Bronte pushed through multiple ‘closed doors’ to create a way for financially disadvantaged young people to still be able to play weekend sport. Believing in the many benefits sport offers young people, she persevered and was instrumental in getting a sporting club to offer individual sponsorships for those who would otherwise not be able afford to run onto the paddock.
Mackenzie discovered through Max Potential the importance of being the change you want to see in the world, and finding answers within yourself. She worked tirelessly to develop an easy-to-use website which was a local community directory for mental health services.
This feature was sponsored by the following organisations. Click on their links for more information:
- Peter Druitt & Co
- Cudgegong Valley Motel
- Ulan Coal Glencore
- Wilpinjong Coal Mine - Peabody
- Mudgee High School
- St Matthew’s Central School
Piper overcame a fear of public speaking to help her peers with her project on body image. She developed workshops on positive body image, using the transforming butterfly as a symbol for those who struggle with how they look.

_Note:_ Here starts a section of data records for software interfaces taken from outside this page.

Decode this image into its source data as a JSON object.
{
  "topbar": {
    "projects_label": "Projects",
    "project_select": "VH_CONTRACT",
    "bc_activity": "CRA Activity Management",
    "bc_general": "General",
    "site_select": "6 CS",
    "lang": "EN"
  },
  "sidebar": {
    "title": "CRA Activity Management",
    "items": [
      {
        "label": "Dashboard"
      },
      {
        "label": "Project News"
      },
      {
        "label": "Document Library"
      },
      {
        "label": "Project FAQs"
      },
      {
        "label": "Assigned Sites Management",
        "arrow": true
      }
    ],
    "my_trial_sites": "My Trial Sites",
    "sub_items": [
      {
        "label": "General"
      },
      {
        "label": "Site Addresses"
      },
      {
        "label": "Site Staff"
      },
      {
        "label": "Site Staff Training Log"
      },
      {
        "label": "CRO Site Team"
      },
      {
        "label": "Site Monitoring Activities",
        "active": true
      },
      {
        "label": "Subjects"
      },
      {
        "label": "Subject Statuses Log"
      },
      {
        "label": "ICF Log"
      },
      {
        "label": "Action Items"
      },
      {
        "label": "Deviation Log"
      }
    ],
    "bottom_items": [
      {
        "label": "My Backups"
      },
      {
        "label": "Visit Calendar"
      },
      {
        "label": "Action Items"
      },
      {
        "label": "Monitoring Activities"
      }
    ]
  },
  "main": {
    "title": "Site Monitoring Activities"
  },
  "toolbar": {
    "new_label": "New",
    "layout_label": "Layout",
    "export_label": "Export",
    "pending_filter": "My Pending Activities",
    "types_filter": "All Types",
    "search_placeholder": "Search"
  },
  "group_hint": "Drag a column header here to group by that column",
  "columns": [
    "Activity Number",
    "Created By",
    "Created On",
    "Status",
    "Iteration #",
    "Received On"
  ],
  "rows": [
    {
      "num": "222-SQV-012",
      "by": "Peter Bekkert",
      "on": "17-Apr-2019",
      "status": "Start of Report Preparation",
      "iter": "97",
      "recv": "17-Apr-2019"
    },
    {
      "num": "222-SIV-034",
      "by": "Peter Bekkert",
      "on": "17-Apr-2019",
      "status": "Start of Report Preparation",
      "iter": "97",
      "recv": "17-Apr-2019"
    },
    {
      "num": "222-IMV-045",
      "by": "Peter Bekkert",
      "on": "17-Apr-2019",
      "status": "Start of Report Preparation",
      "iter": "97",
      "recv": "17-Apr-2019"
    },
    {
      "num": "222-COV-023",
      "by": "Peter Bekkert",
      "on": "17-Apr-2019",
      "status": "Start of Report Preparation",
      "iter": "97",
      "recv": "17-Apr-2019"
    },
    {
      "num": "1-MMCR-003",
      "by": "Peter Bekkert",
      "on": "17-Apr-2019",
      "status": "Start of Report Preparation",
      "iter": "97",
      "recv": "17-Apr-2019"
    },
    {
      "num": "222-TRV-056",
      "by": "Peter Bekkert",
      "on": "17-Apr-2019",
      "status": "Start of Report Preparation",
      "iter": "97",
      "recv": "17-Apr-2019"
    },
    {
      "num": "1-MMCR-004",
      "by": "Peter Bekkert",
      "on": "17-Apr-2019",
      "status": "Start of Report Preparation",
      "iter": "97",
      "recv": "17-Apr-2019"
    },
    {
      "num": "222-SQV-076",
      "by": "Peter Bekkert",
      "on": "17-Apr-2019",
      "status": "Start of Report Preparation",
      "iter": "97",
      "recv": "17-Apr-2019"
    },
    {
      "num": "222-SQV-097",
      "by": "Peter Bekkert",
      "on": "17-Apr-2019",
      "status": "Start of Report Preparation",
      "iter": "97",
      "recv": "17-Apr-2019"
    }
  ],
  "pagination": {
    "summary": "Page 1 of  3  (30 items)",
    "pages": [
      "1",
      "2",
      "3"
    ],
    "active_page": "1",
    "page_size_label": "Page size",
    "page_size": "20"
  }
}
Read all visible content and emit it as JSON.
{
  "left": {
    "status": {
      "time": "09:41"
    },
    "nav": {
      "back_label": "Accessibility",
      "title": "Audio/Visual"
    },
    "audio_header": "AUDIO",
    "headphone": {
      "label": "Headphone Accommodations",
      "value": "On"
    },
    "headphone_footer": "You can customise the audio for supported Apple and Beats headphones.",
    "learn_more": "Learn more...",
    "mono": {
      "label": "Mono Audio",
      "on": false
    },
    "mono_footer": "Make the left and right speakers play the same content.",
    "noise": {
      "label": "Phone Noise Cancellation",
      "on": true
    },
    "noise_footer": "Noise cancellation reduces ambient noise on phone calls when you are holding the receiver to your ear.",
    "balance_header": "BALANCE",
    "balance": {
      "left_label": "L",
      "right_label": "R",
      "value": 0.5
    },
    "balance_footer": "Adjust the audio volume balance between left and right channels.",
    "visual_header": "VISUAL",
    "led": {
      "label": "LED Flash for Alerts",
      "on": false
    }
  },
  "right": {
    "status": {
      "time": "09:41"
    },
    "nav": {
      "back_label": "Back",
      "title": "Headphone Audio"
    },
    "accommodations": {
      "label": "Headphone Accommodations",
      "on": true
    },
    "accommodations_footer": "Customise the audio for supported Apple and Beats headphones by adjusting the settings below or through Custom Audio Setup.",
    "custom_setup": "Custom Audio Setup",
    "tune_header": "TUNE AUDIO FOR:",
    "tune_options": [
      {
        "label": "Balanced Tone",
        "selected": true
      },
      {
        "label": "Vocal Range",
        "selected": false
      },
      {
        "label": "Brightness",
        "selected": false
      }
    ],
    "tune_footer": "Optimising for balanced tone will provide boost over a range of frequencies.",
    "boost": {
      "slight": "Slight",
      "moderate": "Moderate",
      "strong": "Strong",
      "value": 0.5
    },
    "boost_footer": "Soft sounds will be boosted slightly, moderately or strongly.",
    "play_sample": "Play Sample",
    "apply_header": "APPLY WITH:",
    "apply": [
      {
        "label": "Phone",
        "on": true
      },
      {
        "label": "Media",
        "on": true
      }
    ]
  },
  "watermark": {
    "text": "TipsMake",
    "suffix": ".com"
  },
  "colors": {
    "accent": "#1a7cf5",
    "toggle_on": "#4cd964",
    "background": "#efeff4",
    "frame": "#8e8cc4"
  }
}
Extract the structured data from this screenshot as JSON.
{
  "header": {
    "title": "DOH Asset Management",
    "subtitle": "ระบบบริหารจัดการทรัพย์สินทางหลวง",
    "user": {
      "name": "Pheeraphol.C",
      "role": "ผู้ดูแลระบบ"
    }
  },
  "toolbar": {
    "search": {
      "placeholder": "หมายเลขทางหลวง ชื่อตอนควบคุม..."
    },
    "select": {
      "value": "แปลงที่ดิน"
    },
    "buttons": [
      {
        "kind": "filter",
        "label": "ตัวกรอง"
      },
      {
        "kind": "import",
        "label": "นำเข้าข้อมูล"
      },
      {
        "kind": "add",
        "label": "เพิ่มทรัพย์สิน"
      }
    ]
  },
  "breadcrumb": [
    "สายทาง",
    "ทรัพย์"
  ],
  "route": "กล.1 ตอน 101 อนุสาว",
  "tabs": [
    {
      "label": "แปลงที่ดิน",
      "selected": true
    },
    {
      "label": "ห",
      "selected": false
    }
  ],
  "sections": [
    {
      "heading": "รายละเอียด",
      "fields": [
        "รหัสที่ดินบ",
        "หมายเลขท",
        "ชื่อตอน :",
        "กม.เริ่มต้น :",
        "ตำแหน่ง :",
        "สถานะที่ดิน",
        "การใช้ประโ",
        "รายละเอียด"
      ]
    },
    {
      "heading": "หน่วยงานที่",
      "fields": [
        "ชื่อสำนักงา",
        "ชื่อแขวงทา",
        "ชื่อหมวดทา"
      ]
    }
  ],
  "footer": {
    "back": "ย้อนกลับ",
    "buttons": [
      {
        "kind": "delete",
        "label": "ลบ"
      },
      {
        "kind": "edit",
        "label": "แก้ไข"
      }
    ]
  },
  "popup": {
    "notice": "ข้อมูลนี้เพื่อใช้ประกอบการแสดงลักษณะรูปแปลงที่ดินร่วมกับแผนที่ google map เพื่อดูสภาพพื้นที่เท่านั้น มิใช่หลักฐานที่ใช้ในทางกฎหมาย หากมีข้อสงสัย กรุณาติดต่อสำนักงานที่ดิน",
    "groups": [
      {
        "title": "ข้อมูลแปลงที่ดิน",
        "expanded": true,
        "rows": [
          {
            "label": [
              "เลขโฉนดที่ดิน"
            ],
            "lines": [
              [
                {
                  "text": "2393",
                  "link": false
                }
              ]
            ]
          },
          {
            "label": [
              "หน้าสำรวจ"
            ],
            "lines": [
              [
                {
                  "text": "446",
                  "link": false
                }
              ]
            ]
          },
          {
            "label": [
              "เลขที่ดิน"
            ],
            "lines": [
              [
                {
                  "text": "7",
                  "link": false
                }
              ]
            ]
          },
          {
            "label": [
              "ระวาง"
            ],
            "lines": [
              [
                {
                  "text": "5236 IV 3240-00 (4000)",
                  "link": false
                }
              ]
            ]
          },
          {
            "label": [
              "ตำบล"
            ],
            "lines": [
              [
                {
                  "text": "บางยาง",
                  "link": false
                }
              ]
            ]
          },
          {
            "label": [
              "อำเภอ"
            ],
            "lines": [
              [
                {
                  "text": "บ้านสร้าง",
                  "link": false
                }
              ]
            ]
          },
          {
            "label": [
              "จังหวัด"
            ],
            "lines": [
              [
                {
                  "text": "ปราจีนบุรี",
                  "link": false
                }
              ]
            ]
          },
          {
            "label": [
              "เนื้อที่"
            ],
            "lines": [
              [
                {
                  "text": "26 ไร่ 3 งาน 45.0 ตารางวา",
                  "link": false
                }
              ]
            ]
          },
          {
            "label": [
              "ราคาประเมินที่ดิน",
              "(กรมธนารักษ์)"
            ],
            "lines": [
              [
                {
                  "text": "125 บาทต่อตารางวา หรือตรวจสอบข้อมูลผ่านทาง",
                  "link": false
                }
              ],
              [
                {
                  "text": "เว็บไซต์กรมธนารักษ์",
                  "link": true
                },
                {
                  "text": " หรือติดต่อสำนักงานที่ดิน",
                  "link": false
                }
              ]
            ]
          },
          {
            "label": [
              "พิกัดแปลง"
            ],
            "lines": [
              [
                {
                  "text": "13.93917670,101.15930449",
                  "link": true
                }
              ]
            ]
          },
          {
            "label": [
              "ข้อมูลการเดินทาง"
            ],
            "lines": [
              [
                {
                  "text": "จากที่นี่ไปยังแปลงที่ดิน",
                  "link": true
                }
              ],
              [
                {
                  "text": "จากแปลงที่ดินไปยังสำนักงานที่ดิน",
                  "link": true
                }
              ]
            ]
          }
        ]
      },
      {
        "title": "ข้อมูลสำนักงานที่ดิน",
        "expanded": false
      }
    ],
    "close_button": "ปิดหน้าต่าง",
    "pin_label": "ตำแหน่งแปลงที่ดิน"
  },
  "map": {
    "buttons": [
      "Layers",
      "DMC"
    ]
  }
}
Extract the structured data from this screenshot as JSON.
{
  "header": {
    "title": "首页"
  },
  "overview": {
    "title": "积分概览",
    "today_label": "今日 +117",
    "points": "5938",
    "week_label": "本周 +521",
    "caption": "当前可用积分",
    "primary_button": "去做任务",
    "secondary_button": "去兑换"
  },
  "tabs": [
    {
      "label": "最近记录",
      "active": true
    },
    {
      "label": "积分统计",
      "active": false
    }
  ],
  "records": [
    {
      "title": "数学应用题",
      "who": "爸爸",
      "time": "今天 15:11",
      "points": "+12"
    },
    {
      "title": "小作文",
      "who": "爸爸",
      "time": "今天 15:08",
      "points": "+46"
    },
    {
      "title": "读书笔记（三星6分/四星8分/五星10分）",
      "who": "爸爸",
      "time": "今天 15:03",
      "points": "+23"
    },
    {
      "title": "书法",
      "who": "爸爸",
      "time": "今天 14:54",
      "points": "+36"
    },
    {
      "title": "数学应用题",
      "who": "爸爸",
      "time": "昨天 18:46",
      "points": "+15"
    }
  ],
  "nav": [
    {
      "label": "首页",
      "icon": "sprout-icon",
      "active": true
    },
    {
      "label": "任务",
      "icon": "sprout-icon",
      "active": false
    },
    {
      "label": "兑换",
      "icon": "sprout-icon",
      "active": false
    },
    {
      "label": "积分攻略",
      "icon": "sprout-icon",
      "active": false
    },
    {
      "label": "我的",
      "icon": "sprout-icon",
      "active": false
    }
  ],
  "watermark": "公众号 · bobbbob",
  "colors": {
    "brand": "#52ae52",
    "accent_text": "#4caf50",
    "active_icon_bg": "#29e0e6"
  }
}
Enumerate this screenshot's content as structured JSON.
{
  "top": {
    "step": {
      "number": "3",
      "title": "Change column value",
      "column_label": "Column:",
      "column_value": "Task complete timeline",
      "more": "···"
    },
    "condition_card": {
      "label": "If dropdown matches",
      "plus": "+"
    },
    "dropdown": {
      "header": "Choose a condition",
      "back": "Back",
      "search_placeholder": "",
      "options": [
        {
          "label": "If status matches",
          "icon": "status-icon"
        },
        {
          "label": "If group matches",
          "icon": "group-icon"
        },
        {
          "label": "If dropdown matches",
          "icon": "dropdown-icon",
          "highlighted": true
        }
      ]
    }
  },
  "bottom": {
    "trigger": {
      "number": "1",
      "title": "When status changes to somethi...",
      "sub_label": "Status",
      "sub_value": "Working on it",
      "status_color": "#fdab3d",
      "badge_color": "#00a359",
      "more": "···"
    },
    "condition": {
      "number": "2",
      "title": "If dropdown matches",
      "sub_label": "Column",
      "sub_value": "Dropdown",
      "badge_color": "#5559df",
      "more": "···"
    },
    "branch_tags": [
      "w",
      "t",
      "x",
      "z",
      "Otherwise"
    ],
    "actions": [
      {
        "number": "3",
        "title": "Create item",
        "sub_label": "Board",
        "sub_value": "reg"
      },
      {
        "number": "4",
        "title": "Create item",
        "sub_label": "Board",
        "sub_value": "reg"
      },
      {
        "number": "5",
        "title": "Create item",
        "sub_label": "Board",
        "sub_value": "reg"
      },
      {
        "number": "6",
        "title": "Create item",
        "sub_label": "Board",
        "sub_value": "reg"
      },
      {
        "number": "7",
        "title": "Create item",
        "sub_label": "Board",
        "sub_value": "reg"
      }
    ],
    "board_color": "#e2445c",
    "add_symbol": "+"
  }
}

With a passion for community and cadets, Nickho aimed to increase awareness of the benefits of being a cadet. His enthusiastic project inspired 12 people to sign up.
Taking her love of art and craft on the road, Ellie realised how much she could achieve and how much she has to offer - using her physical limitations as positives.
Visiting nursing homes, Ellie got to know the residents and show them they’re valued as she helped them do some creative activities.
Taylah doubted her ability to shine, but once she found her positives she became passionate about bringing positivity to others.
She developed a ‘pass on the positivity’ movement in her school and community, handing out cards with positive statements, and encouraging others to pass on positivity cards.
These young adults, with other participants Milla, Holli, Daniel, Fletcher and Chelsea, exemplify the power within us all to reach goals and be catalysts for change.